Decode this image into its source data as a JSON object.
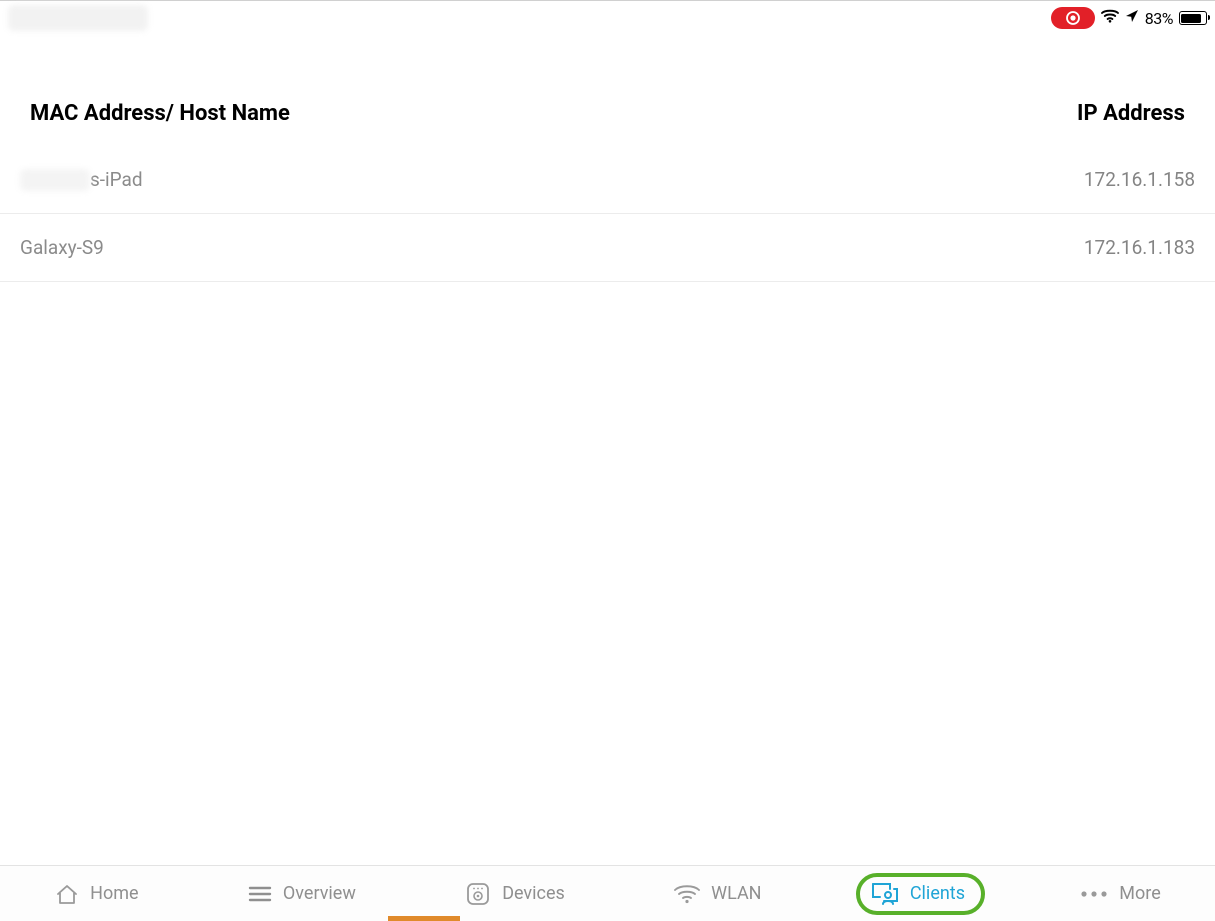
{
  "status": {
    "battery_percent": "83%"
  },
  "header": {
    "col_left": "MAC Address/ Host Name",
    "col_right": "IP Address"
  },
  "clients": [
    {
      "hostname_suffix": "s-iPad",
      "blurred_prefix": true,
      "ip": "172.16.1.158"
    },
    {
      "hostname": "Galaxy-S9",
      "blurred_prefix": false,
      "ip": "172.16.1.183"
    }
  ],
  "tabs": {
    "home": "Home",
    "overview": "Overview",
    "devices": "Devices",
    "wlan": "WLAN",
    "clients": "Clients",
    "more": "More"
  }
}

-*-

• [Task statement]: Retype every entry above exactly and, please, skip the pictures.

• [Task result]:
Decode this image into its source data as a JSON object.
{
  "status": {
    "battery_percent": "83%"
  },
  "header": {
    "col_left": "MAC Address/ Host Name",
    "col_right": "IP Address"
  },
  "clients": [
    {
      "hostname_suffix": "s-iPad",
      "blurred_prefix": true,
      "ip": "172.16.1.158"
    },
    {
      "hostname": "Galaxy-S9",
      "blurred_prefix": false,
      "ip": "172.16.1.183"
    }
  ],
  "tabs": {
    "home": "Home",
    "overview": "Overview",
    "devices": "Devices",
    "wlan": "WLAN",
    "clients": "Clients",
    "more": "More"
  }
}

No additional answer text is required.